The tomb has been much mutilated over the centuries and most of its decoration has disappeared and there is now no inscription. But this short Latin inscription was recorded in 1677, translated as "Queen Philippa. Wife of Edward lies here. Queen Philippa. Learn to Live" on the base below the shields. The railings which once protected the tomb on the south side were removed in the early 19th century.
Only two of the many weepers (statuettes) around her tomb still survive (the original scheme of figures is recorded in the Abbey's Liber Niger cartulary, together with statues above the tomb ie. St Louis (king), St Louis (bishop), St John the Baptist and St George). These weepers, including one thought to be Blanche of Lancaster holding her pet monkey, are protected by a grille. The headless one has the arms borne by Philippa herself below it. When the Chantry Chapel of Henry V was built this encroached on the eastern part of her tomb base and it was not until the mid 19th century that this end of the tomb was uncovered when masonry was chipped away.
Two shields of arms remain on the south side of the tomb, two are hidden at the east end and three are on the north side (behind the protective grille).
Tomb dimensions in metres: length 2.74. width 1.34. height 1.55.
The tomb was sandbagged for protection during the Great War and evacuated to a country house 1939-45.
The Perfect King. The life of King Edward III by Ian Mortimer, 2006
The Funeral Effigies of Westminster Abbey edited by A. Harvey and R. Mortimer, 2003 revised edition.
Royal wooden funeral effigies at Westminster Abbey by S. Jenkins and K. Blessley, Burlington Magazine Jan. 2019 vol.161
Gothic tombs of kinship, by A. Morganstern, 2000 (with plan of names of all weepers once round the tomb)
The history of the King's works vol.1 ed. by H.M. Colvin, 1963 (chapter XI, royal tombs and monuments)

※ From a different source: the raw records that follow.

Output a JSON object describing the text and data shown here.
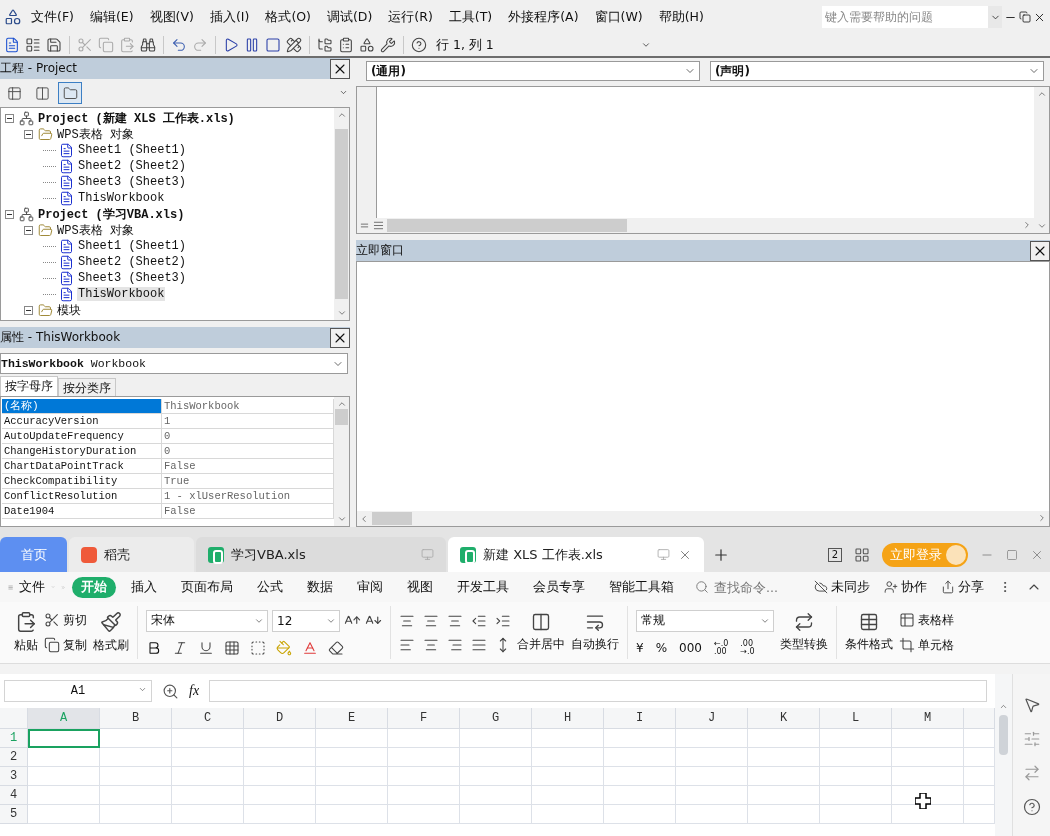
{
  "vbe": {
    "menu": [
      "文件(F)",
      "编辑(E)",
      "视图(V)",
      "插入(I)",
      "格式(O)",
      "调试(D)",
      "运行(R)",
      "工具(T)",
      "外接程序(A)",
      "窗口(W)",
      "帮助(H)"
    ],
    "help_box": {
      "placeholder": "键入需要帮助的问题"
    },
    "position": "行 1, 列 1",
    "project_pane": {
      "title": "工程 - Project",
      "view_buttons": [
        {
          "selected": false
        },
        {
          "selected": false
        },
        {
          "selected": true
        }
      ],
      "tree": [
        {
          "label": "Project (新建 XLS 工作表.xls)",
          "kind": "project",
          "expanded": true,
          "selected": false,
          "children": [
            {
              "label": "WPS表格 对象",
              "kind": "folder",
              "expanded": true,
              "selected": false,
              "children": [
                {
                  "label": "Sheet1 (Sheet1)",
                  "kind": "document",
                  "selected": false
                },
                {
                  "label": "Sheet2 (Sheet2)",
                  "kind": "document",
                  "selected": false
                },
                {
                  "label": "Sheet3 (Sheet3)",
                  "kind": "document",
                  "selected": false
                },
                {
                  "label": "ThisWorkbook",
                  "kind": "document",
                  "selected": false
                }
              ]
            }
          ]
        },
        {
          "label": "Project (学习VBA.xls)",
          "kind": "project",
          "expanded": true,
          "selected": false,
          "children": [
            {
              "label": "WPS表格 对象",
              "kind": "folder",
              "expanded": true,
              "selected": false,
              "children": [
                {
                  "label": "Sheet1 (Sheet1)",
                  "kind": "document",
                  "selected": false
                },
                {
                  "label": "Sheet2 (Sheet2)",
                  "kind": "document",
                  "selected": false
                },
                {
                  "label": "Sheet3 (Sheet3)",
                  "kind": "document",
                  "selected": false
                },
                {
                  "label": "ThisWorkbook",
                  "kind": "document",
                  "selected": true
                }
              ]
            },
            {
              "label": "模块",
              "kind": "folder",
              "expanded": true,
              "selected": false
            }
          ]
        }
      ]
    },
    "properties_pane": {
      "title": "属性 - ThisWorkbook",
      "object": "**ThisWorkbook** Workbook",
      "tabs": [
        {
          "label": "按字母序",
          "selected": true
        },
        {
          "label": "按分类序",
          "selected": false
        }
      ],
      "rows": [
        {
          "name": "(名称)",
          "value": "ThisWorkbook",
          "selected": true
        },
        {
          "name": "AccuracyVersion",
          "value": "1",
          "selected": false
        },
        {
          "name": "AutoUpdateFrequency",
          "value": "0",
          "selected": false
        },
        {
          "name": "ChangeHistoryDuration",
          "value": "0",
          "selected": false
        },
        {
          "name": "ChartDataPointTrack",
          "value": "False",
          "selected": false
        },
        {
          "name": "CheckCompatibility",
          "value": "True",
          "selected": false
        },
        {
          "name": "ConflictResolution",
          "value": "1 - xlUserResolution",
          "selected": false
        },
        {
          "name": "Date1904",
          "value": "False",
          "selected": false
        }
      ]
    },
    "code_window": {
      "object": "(通用)",
      "procedure": "(声明)"
    },
    "immediate_window": {
      "title": "立即窗口"
    }
  },
  "wps": {
    "tabs": [
      {
        "label": "首页",
        "kind": "home",
        "selected": false
      },
      {
        "label": "稻壳",
        "kind": "docer",
        "selected": false
      },
      {
        "label": "学习VBA.xls",
        "kind": "sheet",
        "selected": false
      },
      {
        "label": "新建 XLS 工作表.xls",
        "kind": "sheet",
        "selected": true
      }
    ],
    "window_count": "2",
    "login": "立即登录",
    "file_menu": "文件",
    "ribbon_tabs": [
      {
        "label": "开始",
        "selected": true
      },
      {
        "label": "插入",
        "selected": false
      },
      {
        "label": "页面布局",
        "selected": false
      },
      {
        "label": "公式",
        "selected": false
      },
      {
        "label": "数据",
        "selected": false
      },
      {
        "label": "审阅",
        "selected": false
      },
      {
        "label": "视图",
        "selected": false
      },
      {
        "label": "开发工具",
        "selected": false
      },
      {
        "label": "会员专享",
        "selected": false
      },
      {
        "label": "智能工具箱",
        "selected": false
      }
    ],
    "command_search": {
      "placeholder": "查找命令..."
    },
    "actions": [
      {
        "label": "未同步",
        "kind": "sync"
      },
      {
        "label": "协作",
        "kind": "collab"
      },
      {
        "label": "分享",
        "kind": "share"
      }
    ],
    "ribbon": {
      "paste": "粘贴",
      "cut": "剪切",
      "copy": "复制",
      "format_painter": "格式刷",
      "font_name": "宋体",
      "font_size": "12",
      "merge": "合并居中",
      "wrap": "自动换行",
      "number_format": "常规",
      "number_symbols": [
        "¥",
        "%",
        "000"
      ],
      "decimals": [
        {
          "top": "←.0",
          "bottom": ".00"
        },
        {
          "top": ".00",
          "bottom": "→.0"
        }
      ],
      "convert": "类型转换",
      "conditional": "条件格式",
      "table_style": "表格样",
      "cell_style": "单元格"
    },
    "formula_bar": {
      "cell": "A1",
      "fx": "fx"
    },
    "sheet": {
      "columns": [
        {
          "label": "A",
          "selected": true
        },
        {
          "label": "B",
          "selected": false
        },
        {
          "label": "C",
          "selected": false
        },
        {
          "label": "D",
          "selected": false
        },
        {
          "label": "E",
          "selected": false
        },
        {
          "label": "F",
          "selected": false
        },
        {
          "label": "G",
          "selected": false
        },
        {
          "label": "H",
          "selected": false
        },
        {
          "label": "I",
          "selected": false
        },
        {
          "label": "J",
          "selected": false
        },
        {
          "label": "K",
          "selected": false
        },
        {
          "label": "L",
          "selected": false
        },
        {
          "label": "M",
          "selected": false
        }
      ],
      "rows": [
        {
          "label": "1",
          "selected": true
        },
        {
          "label": "2",
          "selected": false
        },
        {
          "label": "3",
          "selected": false
        },
        {
          "label": "4",
          "selected": false
        },
        {
          "label": "5",
          "selected": false
        }
      ]
    }
  }
}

Royal Monuments in the 19th century by John Physick in Church Monuments II, 1987
Gleanings from Westminster Abbey by Sir G.G. Scott, 1863 p.64-5 (he found parts of her tomb in a museum)
A genealogical history of the kings of England... by F. Sandford, 1677 (shows her crown, the beast at her feet and more of the shields)
Oxford Dictionary of National Biography 2004
The reign of Edward III by W.M. Ormrod, 2000
A mid 19th century reconstruction of one end of Philippa's tomb, by Samuel Cundy, is at the Victoria & Albert Museum in London.